* _WHAT IS REQUIRED_: Your response must be made up of each line in the data below that contains the string "schaffen".

* _Entries from a dataset of interfaces_:
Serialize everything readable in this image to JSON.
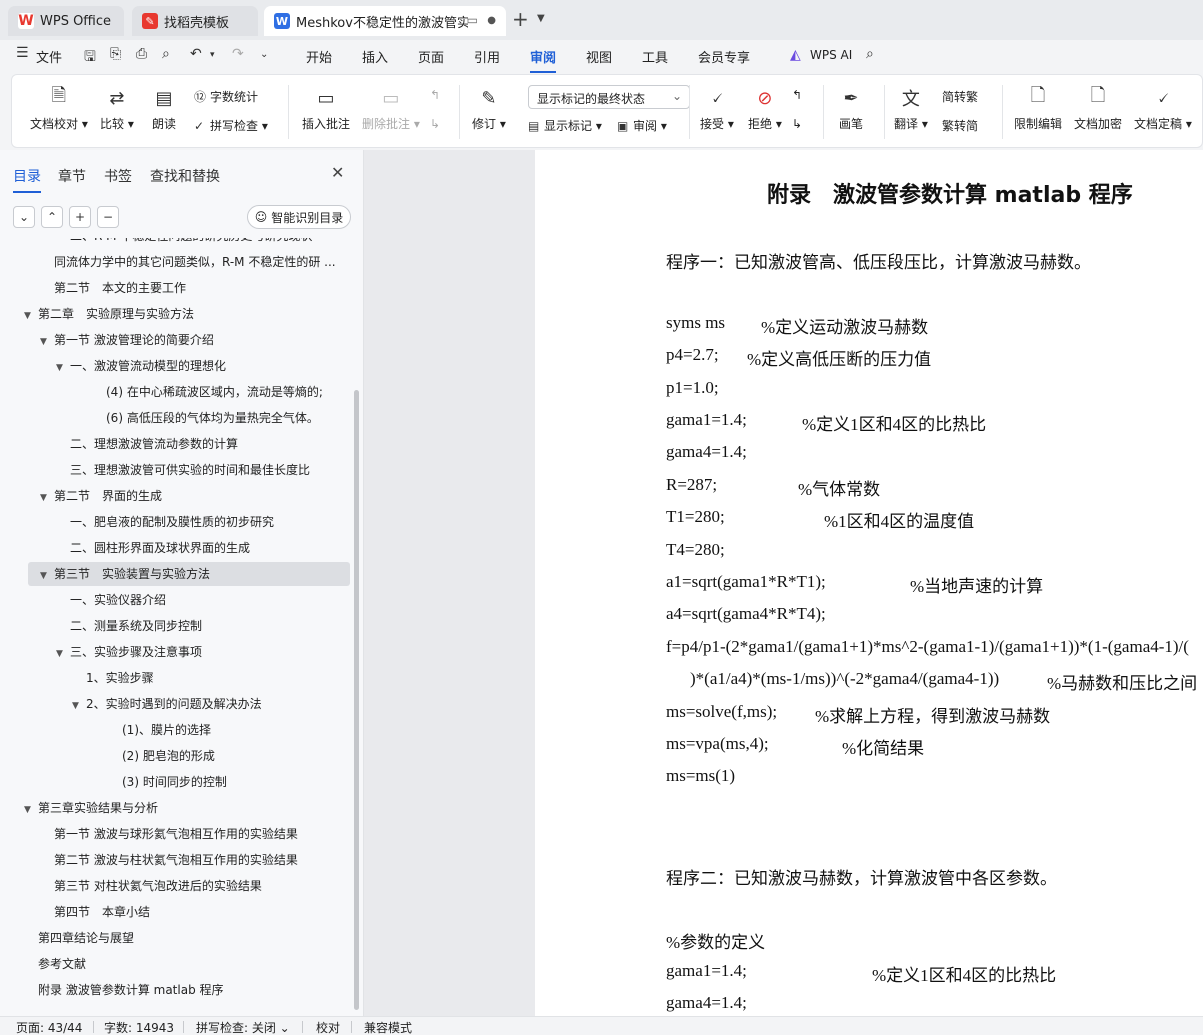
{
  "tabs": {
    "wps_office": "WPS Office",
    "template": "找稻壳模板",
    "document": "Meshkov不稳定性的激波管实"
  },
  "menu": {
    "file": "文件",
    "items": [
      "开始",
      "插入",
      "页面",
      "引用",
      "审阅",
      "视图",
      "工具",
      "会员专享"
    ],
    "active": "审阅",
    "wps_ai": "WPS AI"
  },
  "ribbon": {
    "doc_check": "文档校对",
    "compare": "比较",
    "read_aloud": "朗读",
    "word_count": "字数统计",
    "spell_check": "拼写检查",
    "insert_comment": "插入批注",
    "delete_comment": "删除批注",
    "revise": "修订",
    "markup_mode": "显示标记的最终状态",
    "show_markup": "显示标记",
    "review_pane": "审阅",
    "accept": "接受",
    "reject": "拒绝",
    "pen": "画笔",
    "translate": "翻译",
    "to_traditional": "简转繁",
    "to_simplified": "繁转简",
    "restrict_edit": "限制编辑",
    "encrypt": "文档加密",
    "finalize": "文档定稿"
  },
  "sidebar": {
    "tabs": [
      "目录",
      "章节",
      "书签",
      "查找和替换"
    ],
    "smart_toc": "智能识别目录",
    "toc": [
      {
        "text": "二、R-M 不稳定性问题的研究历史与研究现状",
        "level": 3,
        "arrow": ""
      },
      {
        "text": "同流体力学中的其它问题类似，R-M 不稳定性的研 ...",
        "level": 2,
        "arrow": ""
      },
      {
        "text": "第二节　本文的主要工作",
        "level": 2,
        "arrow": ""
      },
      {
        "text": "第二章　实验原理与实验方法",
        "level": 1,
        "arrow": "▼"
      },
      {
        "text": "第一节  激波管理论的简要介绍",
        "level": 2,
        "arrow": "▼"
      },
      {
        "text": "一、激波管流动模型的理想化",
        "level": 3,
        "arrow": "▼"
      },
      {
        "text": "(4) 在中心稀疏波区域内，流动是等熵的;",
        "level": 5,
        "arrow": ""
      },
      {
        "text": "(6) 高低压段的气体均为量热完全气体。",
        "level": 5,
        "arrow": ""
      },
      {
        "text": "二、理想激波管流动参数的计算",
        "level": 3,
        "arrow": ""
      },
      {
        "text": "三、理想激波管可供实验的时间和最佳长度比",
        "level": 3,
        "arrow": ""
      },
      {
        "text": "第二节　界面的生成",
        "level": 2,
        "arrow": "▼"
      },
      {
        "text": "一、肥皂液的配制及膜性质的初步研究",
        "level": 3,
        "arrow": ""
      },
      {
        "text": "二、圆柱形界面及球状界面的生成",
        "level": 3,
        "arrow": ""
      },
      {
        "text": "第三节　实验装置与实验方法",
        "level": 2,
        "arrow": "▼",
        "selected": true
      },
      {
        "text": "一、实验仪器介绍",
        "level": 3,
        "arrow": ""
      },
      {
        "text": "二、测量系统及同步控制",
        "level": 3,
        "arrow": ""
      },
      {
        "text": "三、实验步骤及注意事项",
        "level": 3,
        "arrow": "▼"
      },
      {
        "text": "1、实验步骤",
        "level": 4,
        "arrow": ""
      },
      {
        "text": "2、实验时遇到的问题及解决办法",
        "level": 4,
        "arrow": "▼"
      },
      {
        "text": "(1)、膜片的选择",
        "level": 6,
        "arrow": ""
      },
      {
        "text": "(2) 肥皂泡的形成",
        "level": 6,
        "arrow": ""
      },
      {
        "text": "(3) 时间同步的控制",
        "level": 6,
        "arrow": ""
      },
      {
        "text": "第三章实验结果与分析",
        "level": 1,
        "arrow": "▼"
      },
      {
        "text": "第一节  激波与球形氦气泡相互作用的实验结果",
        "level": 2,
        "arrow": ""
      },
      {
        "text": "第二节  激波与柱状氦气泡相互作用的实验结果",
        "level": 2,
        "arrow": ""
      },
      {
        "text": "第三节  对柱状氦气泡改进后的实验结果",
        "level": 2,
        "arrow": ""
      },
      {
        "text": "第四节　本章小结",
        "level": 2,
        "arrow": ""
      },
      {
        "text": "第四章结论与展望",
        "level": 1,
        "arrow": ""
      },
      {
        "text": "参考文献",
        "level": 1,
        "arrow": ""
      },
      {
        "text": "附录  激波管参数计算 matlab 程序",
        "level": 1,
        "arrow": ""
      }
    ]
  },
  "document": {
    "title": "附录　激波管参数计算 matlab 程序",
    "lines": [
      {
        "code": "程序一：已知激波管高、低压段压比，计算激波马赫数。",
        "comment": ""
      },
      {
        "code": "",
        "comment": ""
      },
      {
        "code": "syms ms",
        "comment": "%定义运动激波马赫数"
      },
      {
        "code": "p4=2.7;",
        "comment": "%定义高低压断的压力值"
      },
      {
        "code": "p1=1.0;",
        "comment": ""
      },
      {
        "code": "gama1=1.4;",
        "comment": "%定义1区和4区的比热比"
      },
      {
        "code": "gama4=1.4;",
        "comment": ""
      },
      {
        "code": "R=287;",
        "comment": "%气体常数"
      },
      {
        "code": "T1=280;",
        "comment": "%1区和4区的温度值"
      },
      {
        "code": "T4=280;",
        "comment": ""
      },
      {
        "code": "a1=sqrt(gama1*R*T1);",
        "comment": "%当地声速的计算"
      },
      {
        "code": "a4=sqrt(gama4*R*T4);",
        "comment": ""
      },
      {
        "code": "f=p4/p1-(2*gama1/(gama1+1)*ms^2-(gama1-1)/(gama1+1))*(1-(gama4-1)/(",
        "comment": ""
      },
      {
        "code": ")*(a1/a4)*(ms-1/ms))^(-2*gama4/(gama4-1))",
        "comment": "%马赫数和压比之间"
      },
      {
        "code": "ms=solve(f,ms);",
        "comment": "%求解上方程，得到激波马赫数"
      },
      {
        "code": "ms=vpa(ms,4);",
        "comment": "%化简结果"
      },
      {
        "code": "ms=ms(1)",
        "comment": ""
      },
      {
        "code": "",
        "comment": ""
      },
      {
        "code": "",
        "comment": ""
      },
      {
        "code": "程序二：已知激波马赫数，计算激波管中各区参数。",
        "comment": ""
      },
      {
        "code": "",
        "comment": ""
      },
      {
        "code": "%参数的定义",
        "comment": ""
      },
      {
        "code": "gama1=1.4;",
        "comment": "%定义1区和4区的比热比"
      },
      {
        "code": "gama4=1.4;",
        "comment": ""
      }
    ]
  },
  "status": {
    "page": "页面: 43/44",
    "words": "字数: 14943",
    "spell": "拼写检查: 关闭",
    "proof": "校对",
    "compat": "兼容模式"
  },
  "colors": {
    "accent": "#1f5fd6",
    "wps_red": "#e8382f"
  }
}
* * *
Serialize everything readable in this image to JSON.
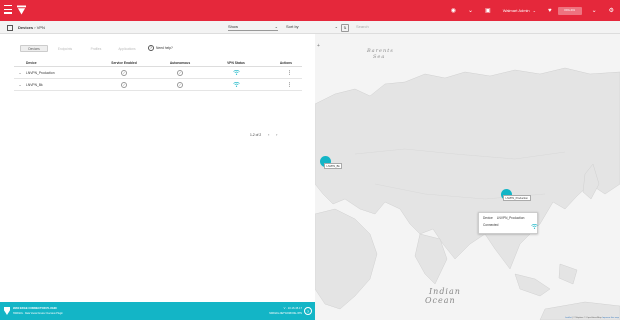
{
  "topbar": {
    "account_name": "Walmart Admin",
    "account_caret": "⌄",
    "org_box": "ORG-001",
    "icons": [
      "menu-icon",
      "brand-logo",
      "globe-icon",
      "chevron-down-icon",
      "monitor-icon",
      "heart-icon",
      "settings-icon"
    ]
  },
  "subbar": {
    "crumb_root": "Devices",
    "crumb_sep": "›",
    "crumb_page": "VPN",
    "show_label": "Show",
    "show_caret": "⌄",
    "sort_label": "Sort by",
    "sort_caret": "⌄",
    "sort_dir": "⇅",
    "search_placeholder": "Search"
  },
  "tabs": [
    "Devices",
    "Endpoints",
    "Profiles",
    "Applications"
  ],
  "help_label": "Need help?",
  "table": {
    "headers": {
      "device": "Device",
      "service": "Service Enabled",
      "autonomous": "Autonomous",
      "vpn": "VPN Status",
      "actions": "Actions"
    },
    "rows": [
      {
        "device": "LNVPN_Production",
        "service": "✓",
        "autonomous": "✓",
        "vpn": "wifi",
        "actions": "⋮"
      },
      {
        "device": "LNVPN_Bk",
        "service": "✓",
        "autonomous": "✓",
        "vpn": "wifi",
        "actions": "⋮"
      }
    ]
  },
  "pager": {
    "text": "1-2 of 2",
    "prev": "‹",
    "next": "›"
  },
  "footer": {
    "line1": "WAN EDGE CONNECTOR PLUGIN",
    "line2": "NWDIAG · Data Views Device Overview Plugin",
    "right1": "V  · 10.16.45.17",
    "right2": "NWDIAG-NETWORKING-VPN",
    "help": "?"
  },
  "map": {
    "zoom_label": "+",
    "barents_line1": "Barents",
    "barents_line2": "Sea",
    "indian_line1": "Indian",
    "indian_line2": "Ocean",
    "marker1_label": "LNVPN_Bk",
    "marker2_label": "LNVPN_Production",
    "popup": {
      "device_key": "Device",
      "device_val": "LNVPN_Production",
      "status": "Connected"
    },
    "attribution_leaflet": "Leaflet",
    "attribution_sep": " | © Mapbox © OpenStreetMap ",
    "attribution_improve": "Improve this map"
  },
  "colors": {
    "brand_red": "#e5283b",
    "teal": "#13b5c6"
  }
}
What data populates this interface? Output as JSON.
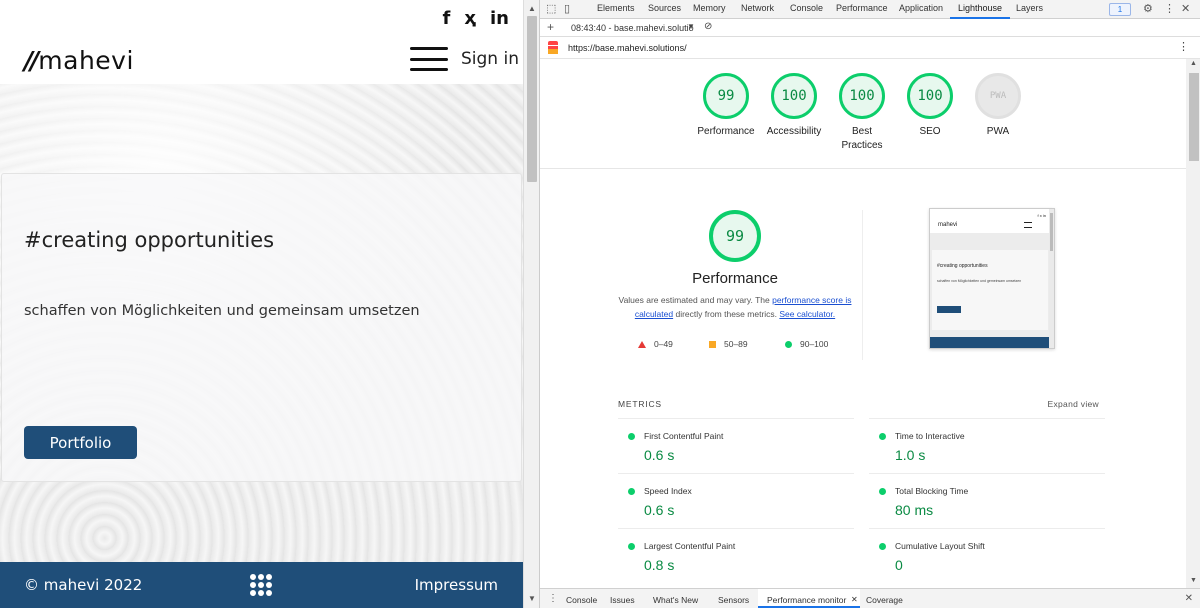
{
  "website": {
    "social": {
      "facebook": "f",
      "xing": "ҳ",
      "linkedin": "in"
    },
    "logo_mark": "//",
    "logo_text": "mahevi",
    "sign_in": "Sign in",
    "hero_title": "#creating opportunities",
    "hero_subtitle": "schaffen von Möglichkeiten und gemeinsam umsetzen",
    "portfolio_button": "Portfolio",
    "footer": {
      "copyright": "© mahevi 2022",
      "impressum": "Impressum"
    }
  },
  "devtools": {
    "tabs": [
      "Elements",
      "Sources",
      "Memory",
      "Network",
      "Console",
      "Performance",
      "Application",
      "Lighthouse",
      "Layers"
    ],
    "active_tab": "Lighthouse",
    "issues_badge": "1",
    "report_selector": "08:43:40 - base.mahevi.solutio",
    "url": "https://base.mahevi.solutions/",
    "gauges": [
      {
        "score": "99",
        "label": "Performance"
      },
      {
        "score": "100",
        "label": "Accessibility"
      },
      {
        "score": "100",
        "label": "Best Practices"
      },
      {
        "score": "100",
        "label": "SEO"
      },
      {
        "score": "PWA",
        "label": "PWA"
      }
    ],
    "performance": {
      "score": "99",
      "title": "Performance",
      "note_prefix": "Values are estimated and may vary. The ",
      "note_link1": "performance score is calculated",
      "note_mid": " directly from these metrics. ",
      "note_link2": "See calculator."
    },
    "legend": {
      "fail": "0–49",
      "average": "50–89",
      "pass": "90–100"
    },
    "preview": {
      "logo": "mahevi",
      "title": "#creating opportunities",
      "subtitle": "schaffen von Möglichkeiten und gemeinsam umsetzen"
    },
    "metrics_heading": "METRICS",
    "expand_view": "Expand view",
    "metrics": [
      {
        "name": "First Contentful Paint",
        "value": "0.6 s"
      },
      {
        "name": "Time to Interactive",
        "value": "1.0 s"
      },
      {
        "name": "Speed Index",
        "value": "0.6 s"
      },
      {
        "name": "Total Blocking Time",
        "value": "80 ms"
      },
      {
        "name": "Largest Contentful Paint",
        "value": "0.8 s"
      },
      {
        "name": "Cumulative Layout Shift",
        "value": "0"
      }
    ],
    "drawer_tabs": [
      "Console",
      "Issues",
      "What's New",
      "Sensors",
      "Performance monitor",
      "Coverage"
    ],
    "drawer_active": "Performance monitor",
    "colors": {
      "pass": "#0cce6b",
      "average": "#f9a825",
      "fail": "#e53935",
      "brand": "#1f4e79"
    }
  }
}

* _EXPECTED ANSWER_:
    "hero_subtitle": "schaffen von Möglichkeiten und gemeinsam umsetzen",
      "subtitle": "schaffen von Möglichkeiten und gemeinsam umsetzen"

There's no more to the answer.